Sunday Morning is a CBS staple on the viewing schedule for many households. Recently this American newsmagazine television program featured a story about Myles Eckert, who was eight years old when he made headlines in 2014 by gifting a stranger, fellow patron Lt. Col. Frank Dailey, at a restaurant in Ohio with the $20 bill he had just found in the parking lot. As a Gold Star kid, seeing a man in uniform reminded him of his dad, and he wanted to pay it forward. So he wrapped the $20 inside a note saying his dad had been a soldier and thanking Lt. Col. Dailey for his service.
But his story doesn’t end there. After word got out about this random act of gifting, along with the support of his mom and sister, Myles raised nearly $2 million for Gold Star charities.
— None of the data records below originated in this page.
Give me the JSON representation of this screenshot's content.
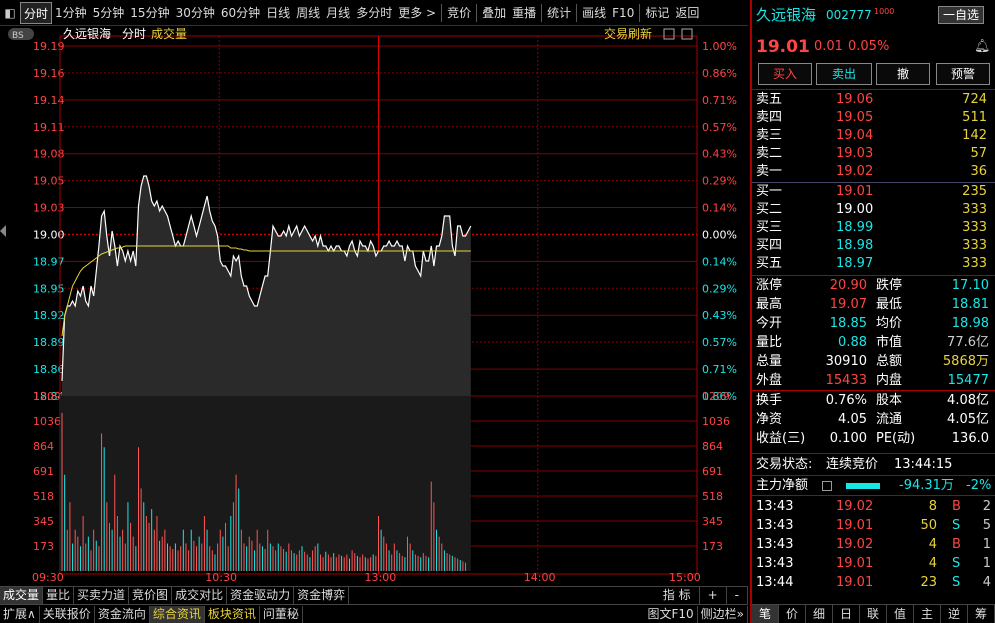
{
  "toolbar": {
    "items": [
      "分时",
      "1分钟",
      "5分钟",
      "15分钟",
      "30分钟",
      "60分钟",
      "日线",
      "周线",
      "月线",
      "多分时",
      "更多 >",
      "竞价",
      "叠加",
      "重播",
      "统计",
      "画线",
      "F10",
      "标记",
      "返回"
    ]
  },
  "chart": {
    "stock_label": "久远银海",
    "mode_label": "分时",
    "volume_label": "成交量",
    "refresh_label": "交易刷新",
    "bs_badge": "BS",
    "price_ticks": [
      "19.19",
      "19.16",
      "19.14",
      "19.11",
      "19.08",
      "19.05",
      "19.03",
      "19.00",
      "18.97",
      "18.95",
      "18.92",
      "18.89",
      "18.86",
      "18.84"
    ],
    "pct_ticks": [
      "1.00%",
      "0.86%",
      "0.71%",
      "0.57%",
      "0.43%",
      "0.29%",
      "0.14%",
      "0.00%",
      "0.14%",
      "0.29%",
      "0.43%",
      "0.57%",
      "0.71%",
      "0.86%"
    ],
    "vol_ticks": [
      "1209",
      "1036",
      "864",
      "691",
      "518",
      "345",
      "173"
    ],
    "time_ticks": [
      "09:30",
      "10:30",
      "13:00",
      "14:00",
      "15:00"
    ],
    "ref_price": 19.0,
    "price_max": 19.19,
    "price_min": 18.84,
    "vol_max": 1209,
    "price_series": [
      18.855,
      18.92,
      18.93,
      18.93,
      18.935,
      18.93,
      18.945,
      18.94,
      18.95,
      18.935,
      18.93,
      18.95,
      18.94,
      18.965,
      18.99,
      19.02,
      19.025,
      19.0,
      18.98,
      19.005,
      18.99,
      18.97,
      18.99,
      18.985,
      18.975,
      18.985,
      18.975,
      18.985,
      18.97,
      19.03,
      19.05,
      19.06,
      19.06,
      19.05,
      19.035,
      19.03,
      19.035,
      19.025,
      19.03,
      19.025,
      19.02,
      19.01,
      19.0,
      18.99,
      18.995,
      18.99,
      18.99,
      19.0,
      19.01,
      19.02,
      19.01,
      19.0,
      19.01,
      19.02,
      19.03,
      19.04,
      19.025,
      19.015,
      19.01,
      19.0,
      18.975,
      18.97,
      18.97,
      18.965,
      18.96,
      18.98,
      18.975,
      18.98,
      18.96,
      18.95,
      18.95,
      18.94,
      18.935,
      18.93,
      18.93,
      18.94,
      18.95,
      18.96,
      18.96,
      18.985,
      19.01,
      19.005,
      19.0,
      19.0,
      19.005,
      19.0,
      19.01,
      19.0,
      19.005,
      19.01,
      19.0,
      19.005,
      19.01,
      19.005,
      19.0,
      18.995,
      19.0,
      18.99,
      19.0,
      18.99,
      18.99,
      18.985,
      18.99,
      18.985,
      18.99,
      18.99,
      18.985,
      18.985,
      18.98,
      18.99,
      18.995,
      18.985,
      18.98,
      18.995,
      18.99,
      18.99,
      18.985,
      18.995,
      18.99,
      18.98,
      18.985,
      18.985,
      18.99,
      18.99,
      18.995,
      18.99,
      18.99,
      18.995,
      18.99,
      18.99,
      18.975,
      18.99,
      18.985,
      18.985,
      18.97,
      18.965,
      18.96,
      18.985,
      18.975,
      18.975,
      18.99,
      18.97,
      18.99,
      18.99,
      19.0,
      19.02,
      19.02,
      19.02,
      18.99,
      18.98,
      19.01,
      19.01,
      19.0,
      19.0,
      19.005,
      19.01
    ],
    "avg_series": [
      18.9,
      18.92,
      18.93,
      18.94,
      18.95,
      18.955,
      18.96,
      18.965,
      18.968,
      18.97,
      18.972,
      18.974,
      18.976,
      18.978,
      18.98,
      18.982,
      18.983,
      18.984,
      18.985,
      18.986,
      18.987,
      18.988,
      18.988,
      18.989,
      18.99,
      18.99,
      18.99,
      18.99,
      18.99,
      18.99,
      18.99,
      18.99,
      18.99,
      18.99,
      18.99,
      18.99,
      18.99,
      18.99,
      18.99,
      18.99,
      18.99,
      18.99,
      18.99,
      18.99,
      18.99,
      18.99,
      18.99,
      18.99,
      18.99,
      18.99,
      18.99,
      18.99,
      18.99,
      18.99,
      18.99,
      18.99,
      18.99,
      18.99,
      18.99,
      18.99,
      18.99,
      18.99,
      18.99,
      18.99,
      18.988,
      18.988,
      18.988,
      18.987,
      18.987,
      18.986,
      18.986,
      18.985,
      18.985,
      18.985,
      18.985,
      18.985,
      18.985,
      18.985,
      18.985,
      18.985,
      18.985,
      18.985,
      18.985,
      18.985,
      18.985,
      18.985,
      18.985,
      18.985,
      18.985,
      18.985,
      18.985,
      18.985,
      18.985,
      18.985,
      18.985,
      18.985,
      18.985,
      18.985,
      18.985,
      18.985,
      18.985,
      18.985,
      18.985,
      18.985,
      18.985,
      18.985,
      18.985,
      18.985,
      18.985,
      18.985,
      18.985,
      18.985,
      18.985,
      18.985,
      18.985,
      18.985,
      18.985,
      18.985,
      18.985,
      18.985,
      18.985,
      18.985,
      18.985,
      18.985,
      18.985,
      18.985,
      18.985,
      18.985,
      18.985,
      18.985,
      18.985,
      18.985,
      18.985,
      18.985,
      18.985,
      18.985,
      18.985,
      18.985,
      18.985,
      18.985,
      18.985,
      18.985,
      18.985,
      18.985,
      18.985,
      18.985,
      18.985,
      18.985,
      18.985,
      18.985,
      18.985,
      18.985,
      18.985,
      18.985,
      18.985,
      18.985
    ],
    "volume_series": [
      1150,
      700,
      300,
      500,
      200,
      300,
      250,
      180,
      400,
      200,
      250,
      150,
      300,
      220,
      180,
      1000,
      900,
      500,
      350,
      300,
      700,
      400,
      250,
      300,
      200,
      500,
      350,
      250,
      180,
      900,
      600,
      500,
      400,
      350,
      450,
      300,
      400,
      220,
      250,
      300,
      200,
      180,
      160,
      200,
      150,
      180,
      300,
      200,
      150,
      300,
      220,
      180,
      250,
      200,
      400,
      300,
      180,
      150,
      120,
      200,
      300,
      250,
      350,
      180,
      400,
      500,
      700,
      600,
      300,
      200,
      180,
      250,
      220,
      150,
      300,
      200,
      180,
      160,
      300,
      200,
      180,
      150,
      200,
      180,
      160,
      140,
      200,
      150,
      130,
      120,
      150,
      180,
      140,
      120,
      100,
      150,
      180,
      200,
      120,
      100,
      140,
      120,
      100,
      130,
      100,
      120,
      110,
      100,
      120,
      90,
      150,
      130,
      110,
      100,
      120,
      100,
      90,
      100,
      120,
      110,
      400,
      300,
      250,
      200,
      150,
      120,
      200,
      150,
      130,
      110,
      100,
      250,
      200,
      150,
      120,
      110,
      100,
      130,
      110,
      100,
      650,
      500,
      300,
      250,
      200,
      150,
      130,
      120,
      110,
      100,
      90,
      80,
      70,
      60
    ],
    "volume_colors": "mixed"
  },
  "quote": {
    "name": "久远银海",
    "code": "002777",
    "tag": "1000",
    "self_select": "一自选",
    "price": "19.01",
    "change": "0.01",
    "change_pct": "0.05%",
    "buy_btn": "买入",
    "sell_btn": "卖出",
    "cancel_btn": "撤",
    "alert_btn": "预警",
    "asks": [
      {
        "label": "卖五",
        "price": "19.06",
        "vol": "724"
      },
      {
        "label": "卖四",
        "price": "19.05",
        "vol": "511"
      },
      {
        "label": "卖三",
        "price": "19.04",
        "vol": "142"
      },
      {
        "label": "卖二",
        "price": "19.03",
        "vol": "57"
      },
      {
        "label": "卖一",
        "price": "19.02",
        "vol": "36"
      }
    ],
    "bids": [
      {
        "label": "买一",
        "price": "19.01",
        "vol": "235"
      },
      {
        "label": "买二",
        "price": "19.00",
        "vol": "333"
      },
      {
        "label": "买三",
        "price": "18.99",
        "vol": "333"
      },
      {
        "label": "买四",
        "price": "18.98",
        "vol": "333"
      },
      {
        "label": "买五",
        "price": "18.97",
        "vol": "333"
      }
    ],
    "stats": [
      {
        "l1": "涨停",
        "v1": "20.90",
        "c1": "red",
        "l2": "跌停",
        "v2": "17.10",
        "c2": "green"
      },
      {
        "l1": "最高",
        "v1": "19.07",
        "c1": "red",
        "l2": "最低",
        "v2": "18.81",
        "c2": "green"
      },
      {
        "l1": "今开",
        "v1": "18.85",
        "c1": "green",
        "l2": "均价",
        "v2": "18.98",
        "c2": "green"
      },
      {
        "l1": "量比",
        "v1": "0.88",
        "c1": "green",
        "l2": "市值",
        "v2": "77.6亿",
        "c2": "grey"
      },
      {
        "l1": "总量",
        "v1": "30910",
        "c1": "wht",
        "l2": "总额",
        "v2": "5868万",
        "c2": "yel"
      },
      {
        "l1": "外盘",
        "v1": "15433",
        "c1": "red",
        "l2": "内盘",
        "v2": "15477",
        "c2": "green"
      }
    ],
    "stats2": [
      {
        "l1": "换手",
        "v1": "0.76%",
        "l2": "股本",
        "v2": "4.08亿"
      },
      {
        "l1": "净资",
        "v1": "4.05",
        "l2": "流通",
        "v2": "4.05亿"
      },
      {
        "l1": "收益(三)",
        "v1": "0.100",
        "l2": "PE(动)",
        "v2": "136.0"
      }
    ],
    "trade_status_label": "交易状态:",
    "trade_status": "连续竞价",
    "trade_time": "13:44:15",
    "main_flow_label": "主力净额",
    "main_flow_value": "-94.31万",
    "main_flow_pct": "-2%",
    "ticks": [
      {
        "time": "13:43",
        "price": "19.02",
        "vol": "8",
        "side": "B",
        "n": "2"
      },
      {
        "time": "13:43",
        "price": "19.01",
        "vol": "50",
        "side": "S",
        "n": "5"
      },
      {
        "time": "13:43",
        "price": "19.02",
        "vol": "4",
        "side": "B",
        "n": "1"
      },
      {
        "time": "13:43",
        "price": "19.01",
        "vol": "4",
        "side": "S",
        "n": "1"
      },
      {
        "time": "13:44",
        "price": "19.01",
        "vol": "23",
        "side": "S",
        "n": "4"
      }
    ]
  },
  "bottom_tabs": [
    "成交量",
    "量比",
    "买卖力道",
    "竞价图",
    "成交对比",
    "资金驱动力",
    "资金博弈"
  ],
  "bottom_right": [
    "指 标",
    "+",
    "-"
  ],
  "bottom_tabs2": [
    "扩展∧",
    "关联报价",
    "资金流向",
    "综合资讯",
    "板块资讯",
    "问董秘"
  ],
  "bottom_tabs2_right": [
    "图文F10",
    "侧边栏»"
  ],
  "rp_tabs": [
    "笔",
    "价",
    "细",
    "日",
    "联",
    "值",
    "主",
    "逆",
    "筹"
  ]
}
Last month, Myles was presented with a Citizen Honor award, a recognition bestowed by past Medal of Honor recipients on civilians who have gone above and beyond the call of duty.
While this unique story generated thousands of likes and shares on social media, there are also many ordinary citizens who show their appreciation to service members every day, usually in subtle ways. It might be as simple as approaching a uniformed individual in an airport and thanking them for their service or offering to spring for a cup of coffee.
While the legislative front may not generate a response as notable as social media, certain protections are in place for service members and their families. The Servicemembers Civil Relief Act has been around for many years and is widely known and recognized. Newer to the scene and lesser known is the Department of Defense’s Military Lending Act. I invite you to take this opportunity to learn more about the protections offered under this newer legislation by reading my recent article about the Military Lending Act.
And to all who read this who have served in our military, thank you for your service.